Requirement: Copy out all lines of the records in which the word "JSON" appears.

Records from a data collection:
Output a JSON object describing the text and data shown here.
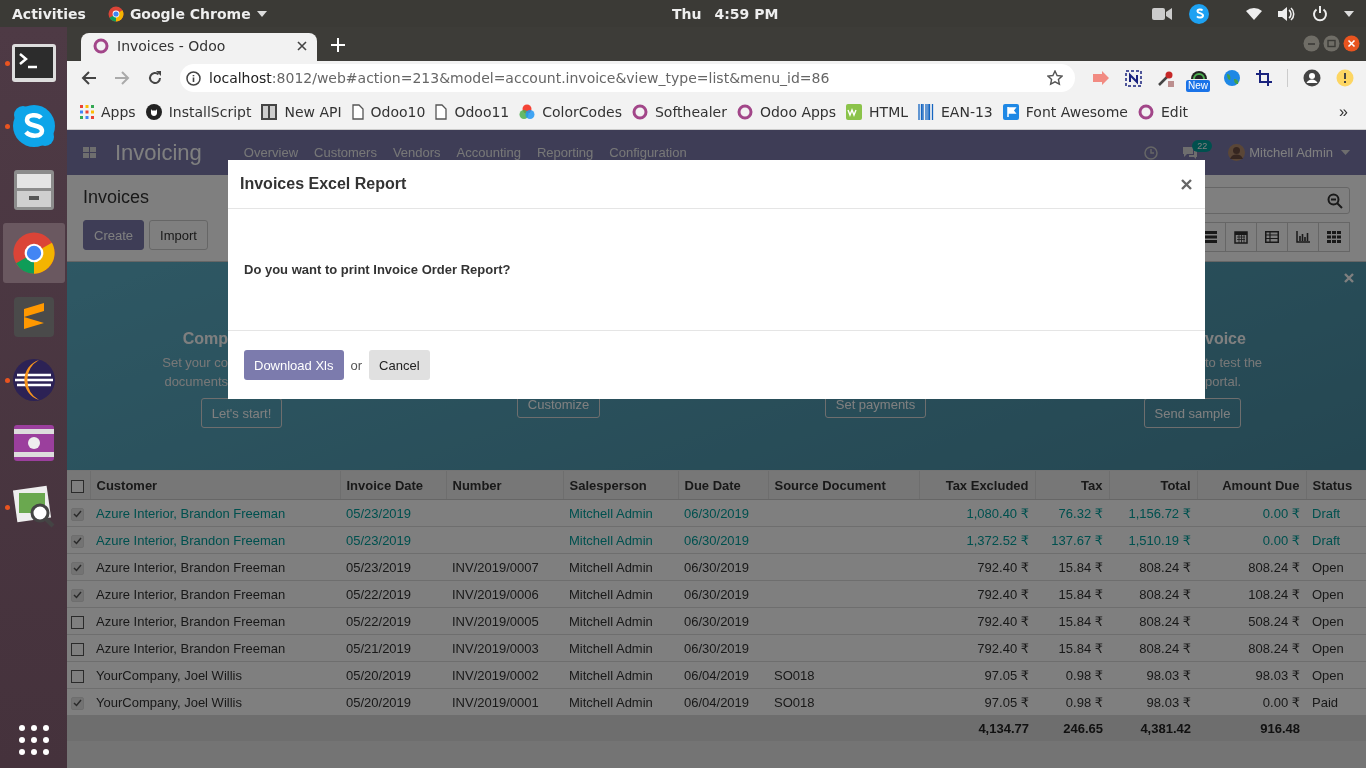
{
  "desktop_bar": {
    "activities": "Activities",
    "app_menu": "Google Chrome",
    "day": "Thu",
    "time": "4:59 PM"
  },
  "dock": {
    "apps": [
      {
        "kind": "terminal",
        "running": true,
        "selected": false
      },
      {
        "kind": "skype",
        "running": true,
        "selected": false
      },
      {
        "kind": "files",
        "running": false,
        "selected": false
      },
      {
        "kind": "chrome",
        "running": false,
        "selected": true
      },
      {
        "kind": "sublime",
        "running": false,
        "selected": false
      },
      {
        "kind": "eclipse",
        "running": true,
        "selected": false
      },
      {
        "kind": "video",
        "running": false,
        "selected": false
      },
      {
        "kind": "viewer",
        "running": true,
        "selected": false
      }
    ]
  },
  "browser": {
    "tab_title": "Invoices - Odoo",
    "url_host": "localhost",
    "url_rest": ":8012/web#action=213&model=account.invoice&view_type=list&menu_id=86",
    "extension_badge": "New",
    "bookmarks": [
      {
        "kind": "apps",
        "label": "Apps"
      },
      {
        "kind": "github",
        "label": "InstallScript"
      },
      {
        "kind": "book",
        "label": "New API"
      },
      {
        "kind": "page",
        "label": "Odoo10"
      },
      {
        "kind": "page",
        "label": "Odoo11"
      },
      {
        "kind": "colors",
        "label": "ColorCodes"
      },
      {
        "kind": "odoo",
        "label": "Softhealer"
      },
      {
        "kind": "odoo",
        "label": "Odoo Apps"
      },
      {
        "kind": "w3",
        "label": "HTML"
      },
      {
        "kind": "barcode",
        "label": "EAN-13"
      },
      {
        "kind": "flag",
        "label": "Font Awesome"
      },
      {
        "kind": "odoo",
        "label": "Edit"
      }
    ],
    "more": "»"
  },
  "odoo": {
    "app": "Invoicing",
    "menu": [
      "Overview",
      "Customers",
      "Vendors",
      "Accounting",
      "Reporting",
      "Configuration"
    ],
    "messages_count": "22",
    "user": "Mitchell Admin",
    "title": "Invoices",
    "buttons": [
      {
        "label": "Create",
        "kind": "primary"
      },
      {
        "label": "Import",
        "kind": "secondary"
      }
    ],
    "views": [
      {
        "kind": "list"
      },
      {
        "kind": "calendar"
      },
      {
        "kind": "pivot"
      },
      {
        "kind": "graph"
      },
      {
        "kind": "grid"
      }
    ],
    "banner": [
      {
        "kind": "left",
        "heading": "Comp",
        "lines": [
          "Set your co",
          "documents"
        ],
        "button": "Let's start!"
      },
      {
        "kind": "middle",
        "button": "Customize"
      },
      {
        "kind": "middle",
        "button": "Set payments"
      },
      {
        "kind": "right",
        "heading": "voice",
        "lines": [
          "to test the",
          "portal."
        ],
        "button": "Send sample"
      }
    ],
    "table": {
      "all_selected": false,
      "columns": [
        {
          "label": "Customer",
          "numeric": false
        },
        {
          "label": "Invoice Date",
          "numeric": false
        },
        {
          "label": "Number",
          "numeric": false
        },
        {
          "label": "Salesperson",
          "numeric": false
        },
        {
          "label": "Due Date",
          "numeric": false
        },
        {
          "label": "Source Document",
          "numeric": false
        },
        {
          "label": "Tax Excluded",
          "numeric": true,
          "total": "4,134.77"
        },
        {
          "label": "Tax",
          "numeric": true,
          "total": "246.65"
        },
        {
          "label": "Total",
          "numeric": true,
          "total": "4,381.42"
        },
        {
          "label": "Amount Due",
          "numeric": true,
          "total": "916.48"
        },
        {
          "label": "Status",
          "numeric": false
        }
      ],
      "rows": [
        {
          "selected": true,
          "kind": "draft",
          "cells": [
            "Azure Interior, Brandon Freeman",
            "05/23/2019",
            null,
            "Mitchell Admin",
            "06/30/2019",
            null,
            "1,080.40 ₹",
            "76.32 ₹",
            "1,156.72 ₹",
            "0.00 ₹",
            "Draft"
          ]
        },
        {
          "selected": true,
          "kind": "draft",
          "cells": [
            "Azure Interior, Brandon Freeman",
            "05/23/2019",
            null,
            "Mitchell Admin",
            "06/30/2019",
            null,
            "1,372.52 ₹",
            "137.67 ₹",
            "1,510.19 ₹",
            "0.00 ₹",
            "Draft"
          ]
        },
        {
          "selected": true,
          "kind": "posted",
          "cells": [
            "Azure Interior, Brandon Freeman",
            "05/23/2019",
            "INV/2019/0007",
            "Mitchell Admin",
            "06/30/2019",
            null,
            "792.40 ₹",
            "15.84 ₹",
            "808.24 ₹",
            "808.24 ₹",
            "Open"
          ]
        },
        {
          "selected": true,
          "kind": "posted",
          "cells": [
            "Azure Interior, Brandon Freeman",
            "05/22/2019",
            "INV/2019/0006",
            "Mitchell Admin",
            "06/30/2019",
            null,
            "792.40 ₹",
            "15.84 ₹",
            "808.24 ₹",
            "108.24 ₹",
            "Open"
          ]
        },
        {
          "selected": false,
          "kind": "posted",
          "cells": [
            "Azure Interior, Brandon Freeman",
            "05/22/2019",
            "INV/2019/0005",
            "Mitchell Admin",
            "06/30/2019",
            null,
            "792.40 ₹",
            "15.84 ₹",
            "808.24 ₹",
            "508.24 ₹",
            "Open"
          ]
        },
        {
          "selected": false,
          "kind": "posted",
          "cells": [
            "Azure Interior, Brandon Freeman",
            "05/21/2019",
            "INV/2019/0003",
            "Mitchell Admin",
            "06/30/2019",
            null,
            "792.40 ₹",
            "15.84 ₹",
            "808.24 ₹",
            "808.24 ₹",
            "Open"
          ]
        },
        {
          "selected": false,
          "kind": "posted",
          "cells": [
            "YourCompany, Joel Willis",
            "05/20/2019",
            "INV/2019/0002",
            "Mitchell Admin",
            "06/04/2019",
            "SO018",
            "97.05 ₹",
            "0.98 ₹",
            "98.03 ₹",
            "98.03 ₹",
            "Open"
          ]
        },
        {
          "selected": true,
          "kind": "posted",
          "cells": [
            "YourCompany, Joel Willis",
            "05/20/2019",
            "INV/2019/0001",
            "Mitchell Admin",
            "06/04/2019",
            "SO018",
            "97.05 ₹",
            "0.98 ₹",
            "98.03 ₹",
            "0.00 ₹",
            "Paid"
          ]
        }
      ]
    }
  },
  "dialog": {
    "title": "Invoices Excel Report",
    "message": "Do you want to print Invoice Order Report?",
    "primary": "Download Xls",
    "separator": "or",
    "secondary": "Cancel"
  }
}
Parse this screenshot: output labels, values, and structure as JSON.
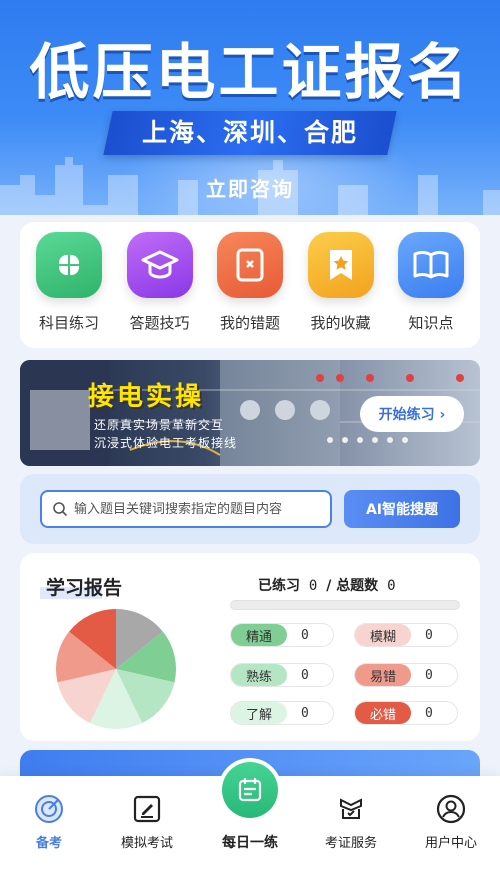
{
  "hero": {
    "title": "低压电工证报名",
    "cities": "上海、深圳、合肥",
    "consult": "立即咨询"
  },
  "shortcuts": [
    {
      "label": "科目练习",
      "icon": "clover-icon",
      "color": "#38c27a"
    },
    {
      "label": "答题技巧",
      "icon": "graduation-cap-icon",
      "color": "#a04bf0"
    },
    {
      "label": "我的错题",
      "icon": "wrong-book-icon",
      "color": "#f06a3c"
    },
    {
      "label": "我的收藏",
      "icon": "star-bookmark-icon",
      "color": "#f7b72a"
    },
    {
      "label": "知识点",
      "icon": "open-book-icon",
      "color": "#4a8ff5"
    }
  ],
  "practice": {
    "title": "接电实操",
    "line1": "还原真实场景革新交互",
    "line2": "沉浸式体验电工考板接线",
    "button": "开始练习 ›"
  },
  "search": {
    "placeholder": "输入题目关键词搜索指定的题目内容",
    "ai_button": "AI智能搜题"
  },
  "report": {
    "title": "学习报告",
    "practiced_label": "已练习",
    "practiced": "0",
    "separator": "/",
    "total_label": "总题数",
    "total": "0",
    "progress": 0,
    "stats": [
      {
        "label": "精通",
        "value": "0",
        "color": "#7fcf95"
      },
      {
        "label": "模糊",
        "value": "0",
        "color": "#f7d4d0"
      },
      {
        "label": "熟练",
        "value": "0",
        "color": "#b5e6c4"
      },
      {
        "label": "易错",
        "value": "0",
        "color": "#ef9a8b"
      },
      {
        "label": "了解",
        "value": "0",
        "color": "#dcf4e4"
      },
      {
        "label": "必错",
        "value": "0",
        "color": "#e35b45"
      }
    ]
  },
  "nav": {
    "items": [
      {
        "label": "备考",
        "icon": "target-icon"
      },
      {
        "label": "模拟考试",
        "icon": "exam-edit-icon"
      },
      {
        "label": "每日一练",
        "icon": "daily-calendar-icon"
      },
      {
        "label": "考证服务",
        "icon": "service-bowtie-icon"
      },
      {
        "label": "用户中心",
        "icon": "user-icon"
      }
    ]
  }
}
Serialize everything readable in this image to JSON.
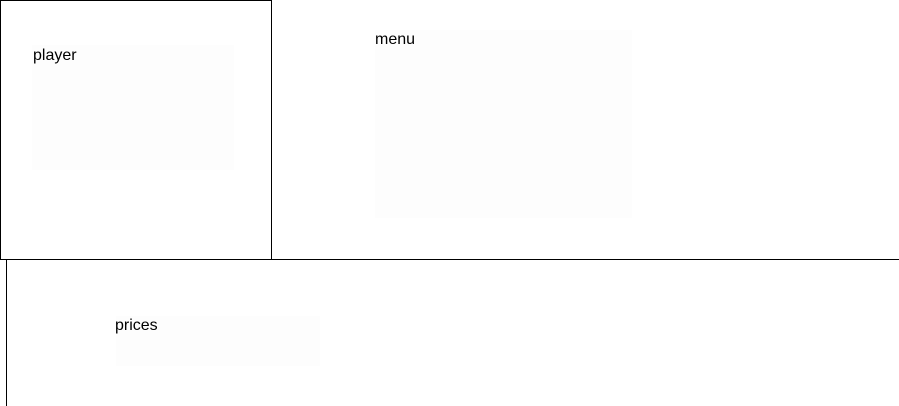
{
  "player": {
    "label": "player"
  },
  "menu": {
    "label": "menu"
  },
  "prices": {
    "label": "prices"
  }
}
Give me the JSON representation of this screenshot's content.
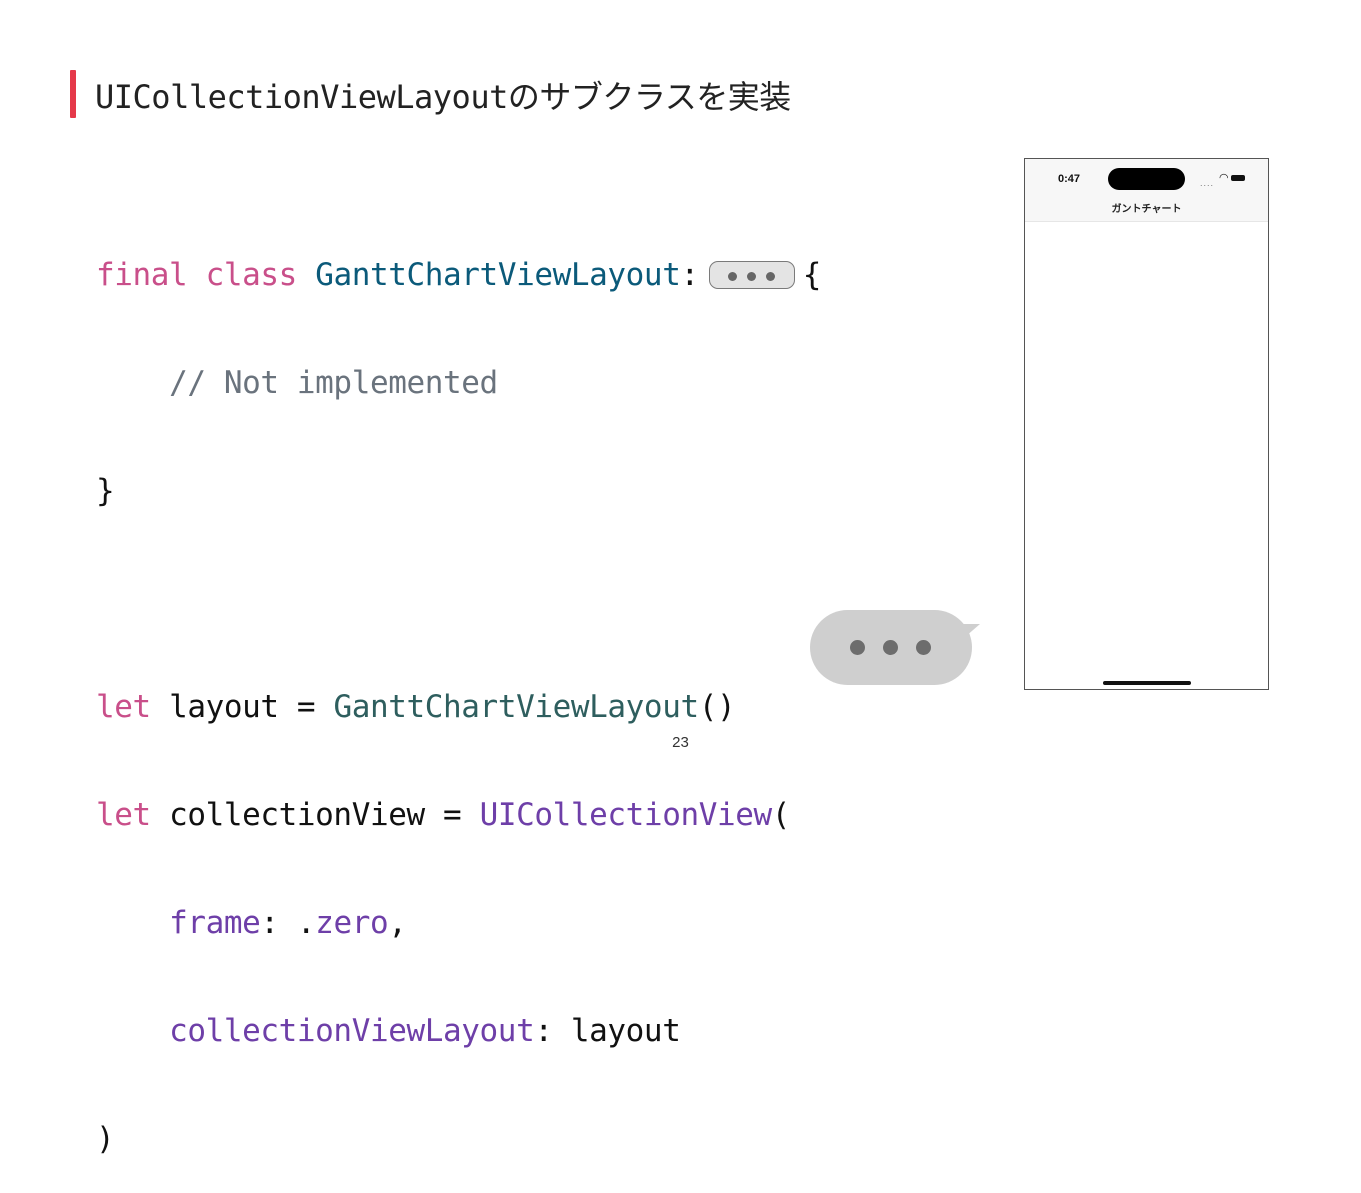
{
  "slide": {
    "title": "UICollectionViewLayoutのサブクラスを実装",
    "page_number": "23"
  },
  "code": {
    "l1_kw1": "final",
    "l1_kw2": "class",
    "l1_type": "GanttChartViewLayout",
    "l1_colon": ":",
    "l1_brace": "{",
    "l2_comment": "// Not implemented",
    "l3_brace": "}",
    "l5_kw": "let",
    "l5_name": "layout",
    "l5_eq": "=",
    "l5_type": "GanttChartViewLayout",
    "l5_call": "()",
    "l6_kw": "let",
    "l6_name": "collectionView",
    "l6_eq": "=",
    "l6_type": "UICollectionView",
    "l6_paren": "(",
    "l7_param": "frame",
    "l7_colon": ":",
    "l7_dot": ".",
    "l7_value": "zero",
    "l7_comma": ",",
    "l8_param": "collectionViewLayout",
    "l8_colon": ":",
    "l8_value": "layout",
    "l9_paren": ")"
  },
  "phone": {
    "time": "0:47",
    "signal": "....",
    "wifi": "wifi-icon",
    "battery": "battery-icon",
    "nav_title": "ガントチャート"
  },
  "colors": {
    "accent": "#e5394a",
    "keyword": "#c94f8a",
    "type_def": "#0b5a7a",
    "type_use": "#2e5e5e",
    "system_type": "#6e3fa8",
    "comment": "#6a737d",
    "bubble": "#cfcfcf"
  }
}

Response box:
Output a JSON object describing the text and data shown here.
Parse this screenshot: output labels, values, and structure as JSON.
Serialize everything readable in this image to JSON.
Give me the JSON representation of this screenshot's content.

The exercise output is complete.